In fact religious leaders of different faiths in the country talking united on one voice on any issue is something that does not often happen. But the subject of gay rights and whether homosexuality ought to be decriminalized brought together all of them. Initially, it was the Christian clergy who seemed to be more vocal and was the religious face on television channels but later others joined in too. But is the matter of gay rights, a religious issue? Partly yes, partly no, perhaps. [...]
A larger question to be confronted is whether morality ought be enforced through law or preached persuasively as a lifestyle. History proves that criminalizing anything merely drives people underground. A century or more of the provision of law penalizing “act of carnal intercourse against the order of nature with any man, woman or animal an offence” has obviously not prevented the development of a robust gay movement in the country.
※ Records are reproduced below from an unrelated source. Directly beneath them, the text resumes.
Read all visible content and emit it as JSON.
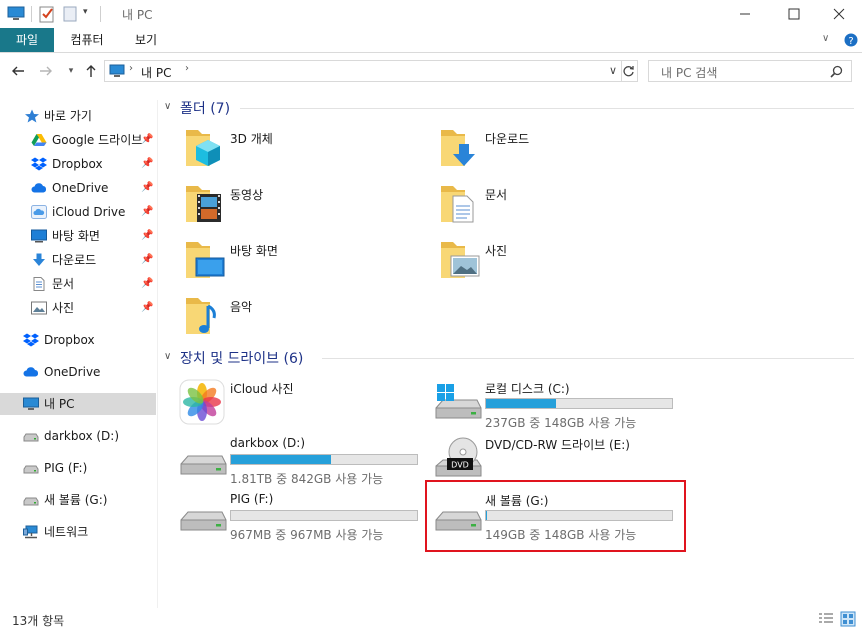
{
  "window": {
    "title": "내 PC"
  },
  "ribbon": {
    "tabs": [
      "파일",
      "컴퓨터",
      "보기"
    ]
  },
  "address": {
    "path": [
      "내 PC"
    ]
  },
  "search": {
    "placeholder": "내 PC 검색"
  },
  "sidebar": {
    "items": [
      {
        "label": "바로 가기",
        "icon": "star-icon",
        "pinned": false
      },
      {
        "label": "Google 드라이브",
        "icon": "google-drive-icon",
        "pinned": true
      },
      {
        "label": "Dropbox",
        "icon": "dropbox-icon",
        "pinned": true
      },
      {
        "label": "OneDrive",
        "icon": "onedrive-icon",
        "pinned": true
      },
      {
        "label": "iCloud Drive",
        "icon": "icloud-icon",
        "pinned": true
      },
      {
        "label": "바탕 화면",
        "icon": "desktop-icon",
        "pinned": true
      },
      {
        "label": "다운로드",
        "icon": "download-icon",
        "pinned": true
      },
      {
        "label": "문서",
        "icon": "document-icon",
        "pinned": true
      },
      {
        "label": "사진",
        "icon": "picture-icon",
        "pinned": true
      },
      {
        "label": "Dropbox",
        "icon": "dropbox-icon",
        "pinned": false
      },
      {
        "label": "OneDrive",
        "icon": "onedrive-icon",
        "pinned": false
      },
      {
        "label": "내 PC",
        "icon": "computer-icon",
        "pinned": false,
        "selected": true
      },
      {
        "label": "darkbox (D:)",
        "icon": "drive-icon",
        "pinned": false
      },
      {
        "label": "PIG (F:)",
        "icon": "drive-icon",
        "pinned": false
      },
      {
        "label": "새 볼륨 (G:)",
        "icon": "drive-icon",
        "pinned": false
      },
      {
        "label": "네트워크",
        "icon": "network-icon",
        "pinned": false
      }
    ]
  },
  "folders": {
    "header": "폴더 (7)",
    "items": [
      {
        "label": "3D 개체",
        "icon": "3d-objects-folder-icon"
      },
      {
        "label": "다운로드",
        "icon": "downloads-folder-icon"
      },
      {
        "label": "동영상",
        "icon": "videos-folder-icon"
      },
      {
        "label": "문서",
        "icon": "documents-folder-icon"
      },
      {
        "label": "바탕 화면",
        "icon": "desktop-folder-icon"
      },
      {
        "label": "사진",
        "icon": "pictures-folder-icon"
      },
      {
        "label": "음악",
        "icon": "music-folder-icon"
      }
    ]
  },
  "devices": {
    "header": "장치 및 드라이브 (6)",
    "items": [
      {
        "label": "iCloud 사진",
        "icon": "icloud-photos-icon",
        "has_bar": false
      },
      {
        "label": "로컬 디스크 (C:)",
        "icon": "windows-drive-icon",
        "has_bar": true,
        "used_fraction": 0.375,
        "space": "237GB 중 148GB 사용 가능"
      },
      {
        "label": "darkbox (D:)",
        "icon": "drive-icon",
        "has_bar": true,
        "used_fraction": 0.54,
        "space": "1.81TB 중 842GB 사용 가능"
      },
      {
        "label": "DVD/CD-RW 드라이브 (E:)",
        "icon": "dvd-drive-icon",
        "has_bar": false
      },
      {
        "label": "PIG (F:)",
        "icon": "drive-icon",
        "has_bar": true,
        "used_fraction": 0.0,
        "space": "967MB 중 967MB 사용 가능"
      },
      {
        "label": "새 볼륨 (G:)",
        "icon": "drive-icon",
        "has_bar": true,
        "used_fraction": 0.005,
        "space": "149GB 중 148GB 사용 가능"
      }
    ]
  },
  "status": {
    "count": "13개 항목"
  },
  "colors": {
    "accent": "#19788a",
    "bar_fill": "#26a0da",
    "group_title": "#1e3287",
    "highlight": "#e0141e"
  }
}
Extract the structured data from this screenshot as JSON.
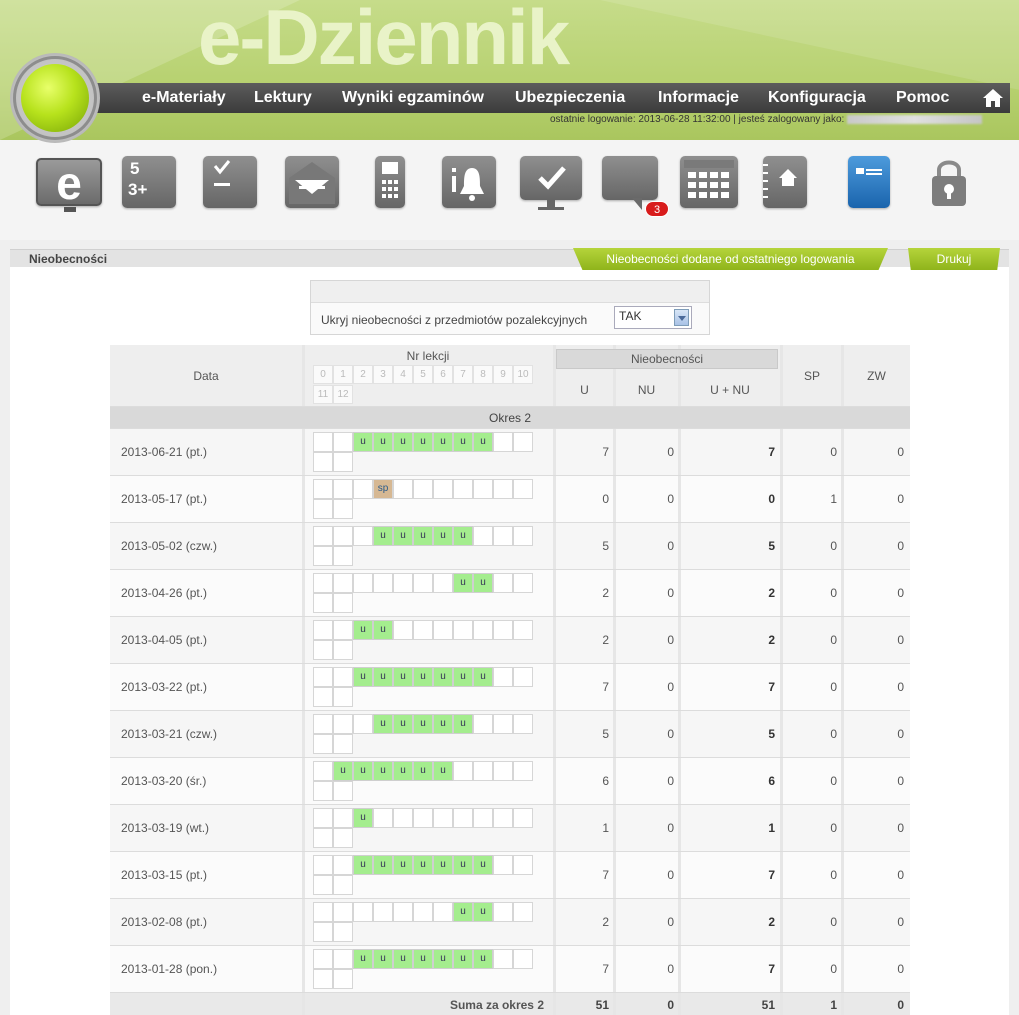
{
  "app": {
    "logo": "e-Dziennik"
  },
  "nav": [
    "e-Materiały",
    "Lektury",
    "Wyniki egzaminów",
    "Ubezpieczenia",
    "Informacje",
    "Konfiguracja",
    "Pomoc"
  ],
  "login": {
    "text": "ostatnie logowanie: 2013-06-28 11:32:00   |   jesteś zalogowany jako:"
  },
  "icons": [
    "e-icon",
    "grades-icon",
    "checklist-icon",
    "envelope-icon",
    "phone-icon",
    "notice-bell-icon",
    "screen-check-icon",
    "chat-icon",
    "calendar-icon",
    "notebook-icon",
    "card-icon",
    "lock-icon"
  ],
  "icon_tiles": {
    "e": "e",
    "grades_top": "5",
    "grades_bottom": "3+"
  },
  "messages_badge": "3",
  "panel": {
    "title": "Nieobecności",
    "tab_new": "Nieobecności dodane od ostatniego logowania",
    "tab_print": "Drukuj"
  },
  "filter": {
    "label": "Ukryj nieobecności z przedmiotów pozalekcyjnych",
    "selected": "TAK"
  },
  "table": {
    "col_date": "Data",
    "col_lessons": "Nr lekcji",
    "col_absences": "Nieobecności",
    "col_u": "U",
    "col_nu": "NU",
    "col_unu": "U + NU",
    "col_sp": "SP",
    "col_zw": "ZW",
    "lesson_numbers": [
      "0",
      "1",
      "2",
      "3",
      "4",
      "5",
      "6",
      "7",
      "8",
      "9",
      "10",
      "11",
      "12"
    ],
    "period": "Okres 2",
    "rows": [
      {
        "date": "2013-06-21 (pt.)",
        "lessons": [
          "",
          "",
          "u",
          "u",
          "u",
          "u",
          "u",
          "u",
          "u",
          "",
          "",
          "",
          ""
        ],
        "u": "7",
        "nu": "0",
        "unu": "7",
        "sp": "0",
        "zw": "0"
      },
      {
        "date": "2013-05-17 (pt.)",
        "lessons": [
          "",
          "",
          "",
          "sp",
          "",
          "",
          "",
          "",
          "",
          "",
          "",
          "",
          ""
        ],
        "u": "0",
        "nu": "0",
        "unu": "0",
        "sp": "1",
        "zw": "0"
      },
      {
        "date": "2013-05-02 (czw.)",
        "lessons": [
          "",
          "",
          "",
          "u",
          "u",
          "u",
          "u",
          "u",
          "",
          "",
          "",
          "",
          ""
        ],
        "u": "5",
        "nu": "0",
        "unu": "5",
        "sp": "0",
        "zw": "0"
      },
      {
        "date": "2013-04-26 (pt.)",
        "lessons": [
          "",
          "",
          "",
          "",
          "",
          "",
          "",
          "u",
          "u",
          "",
          "",
          "",
          ""
        ],
        "u": "2",
        "nu": "0",
        "unu": "2",
        "sp": "0",
        "zw": "0"
      },
      {
        "date": "2013-04-05 (pt.)",
        "lessons": [
          "",
          "",
          "u",
          "u",
          "",
          "",
          "",
          "",
          "",
          "",
          "",
          "",
          ""
        ],
        "u": "2",
        "nu": "0",
        "unu": "2",
        "sp": "0",
        "zw": "0"
      },
      {
        "date": "2013-03-22 (pt.)",
        "lessons": [
          "",
          "",
          "u",
          "u",
          "u",
          "u",
          "u",
          "u",
          "u",
          "",
          "",
          "",
          ""
        ],
        "u": "7",
        "nu": "0",
        "unu": "7",
        "sp": "0",
        "zw": "0"
      },
      {
        "date": "2013-03-21 (czw.)",
        "lessons": [
          "",
          "",
          "",
          "u",
          "u",
          "u",
          "u",
          "u",
          "",
          "",
          "",
          "",
          ""
        ],
        "u": "5",
        "nu": "0",
        "unu": "5",
        "sp": "0",
        "zw": "0"
      },
      {
        "date": "2013-03-20 (śr.)",
        "lessons": [
          "",
          "u",
          "u",
          "u",
          "u",
          "u",
          "u",
          "",
          "",
          "",
          "",
          "",
          ""
        ],
        "u": "6",
        "nu": "0",
        "unu": "6",
        "sp": "0",
        "zw": "0"
      },
      {
        "date": "2013-03-19 (wt.)",
        "lessons": [
          "",
          "",
          "u",
          "",
          "",
          "",
          "",
          "",
          "",
          "",
          "",
          "",
          ""
        ],
        "u": "1",
        "nu": "0",
        "unu": "1",
        "sp": "0",
        "zw": "0"
      },
      {
        "date": "2013-03-15 (pt.)",
        "lessons": [
          "",
          "",
          "u",
          "u",
          "u",
          "u",
          "u",
          "u",
          "u",
          "",
          "",
          "",
          ""
        ],
        "u": "7",
        "nu": "0",
        "unu": "7",
        "sp": "0",
        "zw": "0"
      },
      {
        "date": "2013-02-08 (pt.)",
        "lessons": [
          "",
          "",
          "",
          "",
          "",
          "",
          "",
          "u",
          "u",
          "",
          "",
          "",
          ""
        ],
        "u": "2",
        "nu": "0",
        "unu": "2",
        "sp": "0",
        "zw": "0"
      },
      {
        "date": "2013-01-28 (pon.)",
        "lessons": [
          "",
          "",
          "u",
          "u",
          "u",
          "u",
          "u",
          "u",
          "u",
          "",
          "",
          "",
          ""
        ],
        "u": "7",
        "nu": "0",
        "unu": "7",
        "sp": "0",
        "zw": "0"
      }
    ],
    "sum": {
      "label": "Suma za okres 2",
      "u": "51",
      "nu": "0",
      "unu": "51",
      "sp": "1",
      "zw": "0"
    }
  },
  "colors": {
    "accent_green": "#9cc21f",
    "absence_green": "#a4ed8e",
    "sp_brown": "#d6b893",
    "nav_dark": "#4a4a4a"
  }
}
Neither has for instance, more than 60 years of keeping Gujarat a dry state done much to keep people from consuming illicit hooch and dying.
So clearly the matter is far more complex. Clearly the government will not find it easy to break this impasse. Obviously, social laws cannot be passed by ignoring religious sentiments when all the major religions have united to raise a chorus of support against the granting of gay rights, because it is against bharatiya sanskriti or Indian culture.
But we must remember that in 1829, when the practice of Sati was being banned through the efforts of Raja Ram MohanRoy, William Carey and others, obscurantist elements had sought shelter under the same veneer of culture and tradition. So, in the mean while rather than trying to be God and pass judgment on those individuals, a better option may be to offer prayers to those struggling with their homosexuality and society’s largely hostile responses to them.